(Extracted data entries)

────────

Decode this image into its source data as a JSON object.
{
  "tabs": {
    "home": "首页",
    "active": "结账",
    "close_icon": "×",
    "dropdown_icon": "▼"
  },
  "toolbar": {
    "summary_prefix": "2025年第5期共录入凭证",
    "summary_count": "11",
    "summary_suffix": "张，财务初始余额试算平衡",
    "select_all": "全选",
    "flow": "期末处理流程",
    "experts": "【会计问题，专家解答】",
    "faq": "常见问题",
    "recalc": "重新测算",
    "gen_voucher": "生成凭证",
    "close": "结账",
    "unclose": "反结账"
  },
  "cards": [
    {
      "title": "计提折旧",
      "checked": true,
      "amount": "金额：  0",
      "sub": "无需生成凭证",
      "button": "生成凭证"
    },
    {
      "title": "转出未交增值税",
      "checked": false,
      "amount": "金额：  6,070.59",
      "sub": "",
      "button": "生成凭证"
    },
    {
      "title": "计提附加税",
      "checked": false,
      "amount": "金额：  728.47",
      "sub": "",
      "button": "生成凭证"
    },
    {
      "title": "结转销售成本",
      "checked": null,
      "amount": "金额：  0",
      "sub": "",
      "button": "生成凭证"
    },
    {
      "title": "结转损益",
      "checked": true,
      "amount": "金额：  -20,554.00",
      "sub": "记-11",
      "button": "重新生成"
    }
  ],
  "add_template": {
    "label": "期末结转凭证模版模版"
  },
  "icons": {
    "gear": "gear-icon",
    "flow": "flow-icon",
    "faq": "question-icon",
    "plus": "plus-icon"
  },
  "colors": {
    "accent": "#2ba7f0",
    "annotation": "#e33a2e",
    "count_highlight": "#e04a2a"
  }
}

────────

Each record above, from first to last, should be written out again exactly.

> Worked solution:
Decode this image into its source data as a JSON object.
{
  "tabs": {
    "home": "首页",
    "active": "结账",
    "close_icon": "×",
    "dropdown_icon": "▼"
  },
  "toolbar": {
    "summary_prefix": "2025年第5期共录入凭证",
    "summary_count": "11",
    "summary_suffix": "张，财务初始余额试算平衡",
    "select_all": "全选",
    "flow": "期末处理流程",
    "experts": "【会计问题，专家解答】",
    "faq": "常见问题",
    "recalc": "重新测算",
    "gen_voucher": "生成凭证",
    "close": "结账",
    "unclose": "反结账"
  },
  "cards": [
    {
      "title": "计提折旧",
      "checked": true,
      "amount": "金额：  0",
      "sub": "无需生成凭证",
      "button": "生成凭证"
    },
    {
      "title": "转出未交增值税",
      "checked": false,
      "amount": "金额：  6,070.59",
      "sub": "",
      "button": "生成凭证"
    },
    {
      "title": "计提附加税",
      "checked": false,
      "amount": "金额：  728.47",
      "sub": "",
      "button": "生成凭证"
    },
    {
      "title": "结转销售成本",
      "checked": null,
      "amount": "金额：  0",
      "sub": "",
      "button": "生成凭证"
    },
    {
      "title": "结转损益",
      "checked": true,
      "amount": "金额：  -20,554.00",
      "sub": "记-11",
      "button": "重新生成"
    }
  ],
  "add_template": {
    "label": "期末结转凭证模版模版"
  },
  "icons": {
    "gear": "gear-icon",
    "flow": "flow-icon",
    "faq": "question-icon",
    "plus": "plus-icon"
  },
  "colors": {
    "accent": "#2ba7f0",
    "annotation": "#e33a2e",
    "count_highlight": "#e04a2a"
  }
}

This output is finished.